    Harp: The "Wow!" signal was almost certainly radio frequency interference. The signal failed to pass even the simplest tests to exclude interfering signals from that observation campaign. From another perspective, at the Allen Telescope Array (ATA), we see dozens of signals comparable to "Wow!" every day. This is simply because we have much more computational power than they did back when "Wow!" was seen. If the "Wow!" signal were seen today, it would be a yawn. However, there is a silver lining to the "Wow!" signal. "Wow!" has inspired a lot of public interest in SETI. Despite being a not very scientific result, public awareness of "Wow"! has been beneficial to SETI. So I generally think of "Wow!" as being a good thing from that perspective.

    Read more at: https://phys.org/news/2015-07-aliens-day-nowseti-scientists-discuss.html#jCp
  17. Jun 7, 2017 #16
  18. Jun 7, 2017 #17
    I would have preferred it was of an extraterrestrial origin myself. Oh what scientific wonders and jubilation among planetary and astronomical scientists if it was.
  19. Jun 7, 2017 #18


    User Avatar
    Science Advisor
    Gold Member

    The scientific method places exceptional value on repeatability and reproducibility of results. The WOW signal fails that test by multiple standard deviations. Many among us would be thrilled by confirmation we are not alone, but, such a confirmation should be judged by its statistical, not emotional significance.
  20. Jun 8, 2017 #19
  21. Jun 8, 2017 #20

    stefan r

    User Avatar
    Gold Member

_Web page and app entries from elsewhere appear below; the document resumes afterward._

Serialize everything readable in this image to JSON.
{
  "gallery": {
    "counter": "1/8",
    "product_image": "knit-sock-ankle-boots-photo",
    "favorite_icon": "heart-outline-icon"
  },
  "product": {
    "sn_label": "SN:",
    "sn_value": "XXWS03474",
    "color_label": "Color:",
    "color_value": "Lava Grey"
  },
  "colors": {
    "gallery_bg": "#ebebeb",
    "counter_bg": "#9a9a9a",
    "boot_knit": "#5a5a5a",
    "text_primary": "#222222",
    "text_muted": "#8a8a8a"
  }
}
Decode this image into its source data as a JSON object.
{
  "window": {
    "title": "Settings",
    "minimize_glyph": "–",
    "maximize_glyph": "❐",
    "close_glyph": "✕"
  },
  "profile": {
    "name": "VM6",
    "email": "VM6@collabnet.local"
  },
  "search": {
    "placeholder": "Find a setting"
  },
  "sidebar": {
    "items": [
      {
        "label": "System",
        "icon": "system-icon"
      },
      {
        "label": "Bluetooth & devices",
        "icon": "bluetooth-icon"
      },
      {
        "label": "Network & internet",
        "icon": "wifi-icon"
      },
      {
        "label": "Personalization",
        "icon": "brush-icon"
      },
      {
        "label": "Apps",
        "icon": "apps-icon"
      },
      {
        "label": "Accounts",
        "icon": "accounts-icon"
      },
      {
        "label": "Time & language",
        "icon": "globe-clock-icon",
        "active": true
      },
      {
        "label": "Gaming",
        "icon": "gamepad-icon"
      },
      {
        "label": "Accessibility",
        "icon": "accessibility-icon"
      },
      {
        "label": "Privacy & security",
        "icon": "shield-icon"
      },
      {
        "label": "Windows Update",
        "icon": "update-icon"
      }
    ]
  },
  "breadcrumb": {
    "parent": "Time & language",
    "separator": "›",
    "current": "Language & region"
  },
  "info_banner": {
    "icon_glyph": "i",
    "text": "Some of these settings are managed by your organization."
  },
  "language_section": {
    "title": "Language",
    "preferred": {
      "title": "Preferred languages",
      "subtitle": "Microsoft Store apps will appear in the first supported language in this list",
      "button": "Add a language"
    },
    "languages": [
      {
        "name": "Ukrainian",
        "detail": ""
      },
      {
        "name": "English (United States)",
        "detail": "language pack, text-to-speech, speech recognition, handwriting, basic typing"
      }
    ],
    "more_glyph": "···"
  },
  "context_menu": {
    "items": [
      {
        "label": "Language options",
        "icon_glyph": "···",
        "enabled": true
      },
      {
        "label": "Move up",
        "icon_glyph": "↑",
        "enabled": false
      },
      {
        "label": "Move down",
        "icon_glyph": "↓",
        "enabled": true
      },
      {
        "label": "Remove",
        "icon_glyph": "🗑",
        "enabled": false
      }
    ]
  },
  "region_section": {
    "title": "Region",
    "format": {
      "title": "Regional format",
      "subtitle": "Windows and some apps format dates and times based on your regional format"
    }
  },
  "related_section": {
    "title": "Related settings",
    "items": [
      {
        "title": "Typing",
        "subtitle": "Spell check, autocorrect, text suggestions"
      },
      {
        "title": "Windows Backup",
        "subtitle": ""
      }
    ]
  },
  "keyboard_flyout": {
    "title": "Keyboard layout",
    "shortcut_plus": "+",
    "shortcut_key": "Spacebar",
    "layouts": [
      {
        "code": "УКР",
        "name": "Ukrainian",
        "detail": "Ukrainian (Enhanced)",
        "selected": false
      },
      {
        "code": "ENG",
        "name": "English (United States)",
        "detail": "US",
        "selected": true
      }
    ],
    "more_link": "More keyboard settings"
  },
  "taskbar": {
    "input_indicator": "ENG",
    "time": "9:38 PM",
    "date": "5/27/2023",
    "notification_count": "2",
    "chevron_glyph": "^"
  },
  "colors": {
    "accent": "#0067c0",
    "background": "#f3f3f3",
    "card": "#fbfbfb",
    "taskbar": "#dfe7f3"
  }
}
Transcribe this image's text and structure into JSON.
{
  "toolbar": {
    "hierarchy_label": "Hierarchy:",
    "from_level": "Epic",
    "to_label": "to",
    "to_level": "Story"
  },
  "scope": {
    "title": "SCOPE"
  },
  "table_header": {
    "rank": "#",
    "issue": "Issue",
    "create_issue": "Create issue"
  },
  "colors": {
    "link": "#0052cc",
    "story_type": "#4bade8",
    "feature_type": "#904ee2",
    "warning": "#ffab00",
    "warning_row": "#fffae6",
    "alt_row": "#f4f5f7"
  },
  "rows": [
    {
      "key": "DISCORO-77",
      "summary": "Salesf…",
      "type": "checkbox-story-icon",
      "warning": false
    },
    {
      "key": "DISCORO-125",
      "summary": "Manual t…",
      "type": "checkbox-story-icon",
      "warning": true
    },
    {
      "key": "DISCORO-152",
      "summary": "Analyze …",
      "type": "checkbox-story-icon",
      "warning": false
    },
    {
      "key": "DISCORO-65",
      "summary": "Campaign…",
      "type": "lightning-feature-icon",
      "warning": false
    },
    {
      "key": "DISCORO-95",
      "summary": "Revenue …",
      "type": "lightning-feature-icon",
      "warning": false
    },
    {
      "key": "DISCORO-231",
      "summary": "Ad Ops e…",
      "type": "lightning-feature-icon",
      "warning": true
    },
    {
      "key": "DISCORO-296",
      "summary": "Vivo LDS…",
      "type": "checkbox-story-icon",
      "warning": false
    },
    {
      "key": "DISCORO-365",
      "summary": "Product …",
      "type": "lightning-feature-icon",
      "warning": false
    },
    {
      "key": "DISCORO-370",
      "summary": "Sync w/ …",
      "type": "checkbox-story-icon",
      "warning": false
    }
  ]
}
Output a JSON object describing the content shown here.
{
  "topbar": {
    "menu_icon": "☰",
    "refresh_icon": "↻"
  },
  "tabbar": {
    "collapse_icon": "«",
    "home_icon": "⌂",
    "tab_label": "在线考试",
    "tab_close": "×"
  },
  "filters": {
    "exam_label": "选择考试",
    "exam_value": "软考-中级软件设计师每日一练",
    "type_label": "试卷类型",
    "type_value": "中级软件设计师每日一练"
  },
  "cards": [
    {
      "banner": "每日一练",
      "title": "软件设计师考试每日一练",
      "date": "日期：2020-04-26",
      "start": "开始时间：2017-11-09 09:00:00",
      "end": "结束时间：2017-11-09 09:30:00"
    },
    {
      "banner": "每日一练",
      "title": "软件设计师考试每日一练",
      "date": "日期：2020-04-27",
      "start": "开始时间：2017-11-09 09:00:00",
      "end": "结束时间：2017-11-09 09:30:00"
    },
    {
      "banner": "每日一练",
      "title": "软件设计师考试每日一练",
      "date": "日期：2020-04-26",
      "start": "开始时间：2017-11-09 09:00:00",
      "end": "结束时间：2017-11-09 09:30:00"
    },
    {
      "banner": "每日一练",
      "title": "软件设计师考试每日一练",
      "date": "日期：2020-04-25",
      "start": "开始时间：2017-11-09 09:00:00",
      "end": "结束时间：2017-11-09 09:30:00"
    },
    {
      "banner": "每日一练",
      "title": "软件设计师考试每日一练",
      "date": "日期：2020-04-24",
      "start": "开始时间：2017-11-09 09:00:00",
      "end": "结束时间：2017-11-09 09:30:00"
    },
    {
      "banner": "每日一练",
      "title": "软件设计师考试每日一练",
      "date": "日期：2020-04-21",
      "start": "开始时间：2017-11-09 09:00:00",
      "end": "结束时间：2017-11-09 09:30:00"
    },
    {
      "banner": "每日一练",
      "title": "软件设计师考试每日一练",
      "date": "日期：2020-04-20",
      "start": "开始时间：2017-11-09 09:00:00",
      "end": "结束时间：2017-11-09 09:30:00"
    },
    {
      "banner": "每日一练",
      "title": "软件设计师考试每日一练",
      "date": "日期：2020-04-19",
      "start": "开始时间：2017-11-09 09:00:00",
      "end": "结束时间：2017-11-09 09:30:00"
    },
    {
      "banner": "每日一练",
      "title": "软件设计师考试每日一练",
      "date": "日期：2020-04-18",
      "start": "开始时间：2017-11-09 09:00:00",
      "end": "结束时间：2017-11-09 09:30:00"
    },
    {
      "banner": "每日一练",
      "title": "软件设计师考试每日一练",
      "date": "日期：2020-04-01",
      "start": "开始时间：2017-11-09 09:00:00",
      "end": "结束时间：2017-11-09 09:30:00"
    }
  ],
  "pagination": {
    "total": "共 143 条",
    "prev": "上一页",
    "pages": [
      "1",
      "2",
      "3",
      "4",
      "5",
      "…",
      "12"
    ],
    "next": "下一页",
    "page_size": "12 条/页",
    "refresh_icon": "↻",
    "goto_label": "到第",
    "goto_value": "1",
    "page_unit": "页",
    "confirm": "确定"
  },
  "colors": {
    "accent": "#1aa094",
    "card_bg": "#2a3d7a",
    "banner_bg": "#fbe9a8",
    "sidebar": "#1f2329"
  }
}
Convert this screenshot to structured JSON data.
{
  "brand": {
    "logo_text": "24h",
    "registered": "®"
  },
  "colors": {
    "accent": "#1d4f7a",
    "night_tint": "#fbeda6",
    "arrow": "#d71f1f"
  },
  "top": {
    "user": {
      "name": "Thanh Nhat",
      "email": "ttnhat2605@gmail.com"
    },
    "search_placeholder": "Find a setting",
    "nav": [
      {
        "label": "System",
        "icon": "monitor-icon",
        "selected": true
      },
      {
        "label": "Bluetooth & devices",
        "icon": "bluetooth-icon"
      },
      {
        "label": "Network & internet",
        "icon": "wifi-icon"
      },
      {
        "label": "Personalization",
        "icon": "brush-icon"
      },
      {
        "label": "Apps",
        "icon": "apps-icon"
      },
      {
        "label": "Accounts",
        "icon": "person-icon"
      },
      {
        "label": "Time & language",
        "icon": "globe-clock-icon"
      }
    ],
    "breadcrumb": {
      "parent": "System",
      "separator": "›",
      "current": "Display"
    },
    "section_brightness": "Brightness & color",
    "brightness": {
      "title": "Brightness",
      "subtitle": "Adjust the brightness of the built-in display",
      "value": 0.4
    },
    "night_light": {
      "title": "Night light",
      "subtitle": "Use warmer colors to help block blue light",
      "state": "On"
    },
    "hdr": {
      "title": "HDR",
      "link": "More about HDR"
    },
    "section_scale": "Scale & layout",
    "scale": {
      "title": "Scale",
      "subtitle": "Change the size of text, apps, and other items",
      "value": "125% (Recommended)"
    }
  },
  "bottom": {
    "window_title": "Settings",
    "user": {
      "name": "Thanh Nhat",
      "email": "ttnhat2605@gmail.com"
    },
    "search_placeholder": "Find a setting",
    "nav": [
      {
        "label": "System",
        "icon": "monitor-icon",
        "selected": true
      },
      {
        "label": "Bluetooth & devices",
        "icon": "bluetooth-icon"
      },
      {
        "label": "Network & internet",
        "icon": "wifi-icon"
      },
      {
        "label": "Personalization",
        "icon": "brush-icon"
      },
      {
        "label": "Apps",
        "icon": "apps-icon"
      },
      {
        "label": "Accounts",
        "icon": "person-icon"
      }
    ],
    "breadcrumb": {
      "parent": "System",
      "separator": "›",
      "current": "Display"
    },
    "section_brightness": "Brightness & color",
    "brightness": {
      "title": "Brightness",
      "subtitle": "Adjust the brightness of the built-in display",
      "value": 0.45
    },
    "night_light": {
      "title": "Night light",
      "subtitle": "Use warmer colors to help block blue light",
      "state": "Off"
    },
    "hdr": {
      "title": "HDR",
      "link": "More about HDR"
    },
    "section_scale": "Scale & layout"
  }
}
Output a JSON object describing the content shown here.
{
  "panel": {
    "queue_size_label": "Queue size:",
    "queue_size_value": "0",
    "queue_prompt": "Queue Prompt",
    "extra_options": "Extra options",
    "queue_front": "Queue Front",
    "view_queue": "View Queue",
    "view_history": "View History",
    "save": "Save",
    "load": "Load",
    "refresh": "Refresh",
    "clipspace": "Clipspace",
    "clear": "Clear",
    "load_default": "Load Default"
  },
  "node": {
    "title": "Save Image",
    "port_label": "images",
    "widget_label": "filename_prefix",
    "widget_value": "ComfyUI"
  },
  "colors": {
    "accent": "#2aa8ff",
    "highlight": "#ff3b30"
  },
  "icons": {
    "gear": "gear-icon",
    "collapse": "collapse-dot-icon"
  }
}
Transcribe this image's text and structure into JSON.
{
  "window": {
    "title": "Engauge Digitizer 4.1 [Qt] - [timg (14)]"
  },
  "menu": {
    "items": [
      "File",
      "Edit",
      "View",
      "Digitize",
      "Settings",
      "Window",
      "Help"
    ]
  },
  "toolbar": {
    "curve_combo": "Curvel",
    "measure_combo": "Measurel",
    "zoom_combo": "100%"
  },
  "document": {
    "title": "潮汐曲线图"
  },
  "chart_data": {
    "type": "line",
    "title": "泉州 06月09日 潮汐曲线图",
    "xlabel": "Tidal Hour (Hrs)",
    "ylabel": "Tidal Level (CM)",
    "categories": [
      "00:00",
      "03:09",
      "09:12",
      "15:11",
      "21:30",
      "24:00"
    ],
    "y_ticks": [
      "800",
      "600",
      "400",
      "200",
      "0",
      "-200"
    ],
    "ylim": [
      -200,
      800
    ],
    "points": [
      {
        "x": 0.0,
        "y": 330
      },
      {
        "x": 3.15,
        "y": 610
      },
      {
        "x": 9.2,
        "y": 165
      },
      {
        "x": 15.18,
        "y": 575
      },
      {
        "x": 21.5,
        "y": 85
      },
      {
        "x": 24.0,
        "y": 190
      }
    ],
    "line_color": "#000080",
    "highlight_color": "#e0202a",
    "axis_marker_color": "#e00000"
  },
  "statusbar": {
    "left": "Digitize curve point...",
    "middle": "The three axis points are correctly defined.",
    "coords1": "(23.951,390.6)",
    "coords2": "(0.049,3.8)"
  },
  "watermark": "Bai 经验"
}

    Why the assumption that ET would try to communicate using Hydrogen wavelengths? Using the most common element seems like the worst choice. Would be like using a sky blue signal flag.
  22. Jun 9, 2017 #21
    The assumption is that if someone wanted to communicate across species, the only common language is mathematics and physics. There are only so many fundamental constants. The hydrogen line is also around the right frequency to be able to penetrate clouds of gas and dust.

    Your analogy is also incorrect. The part about using a sky blue beacon in front of the sky blue sky is correct, but you forgot abut intensity. Imagine that sky blue flag shined 32 times as brightly as the sky.
  23. Jun 17, 2017 #22
  24. Jun 17, 2017 #23
    It is just the place on the spectrum with less noise so a signal at those wavelengths will be heard at a much longer distance with the same power and antennae.
  25. Oct 2, 2017 #24


    User Avatar
    Gold Member

Share this great discussion with others via Reddit, Google+, Twitter, or Facebook

Have something to add?
Draft saved Draft deleted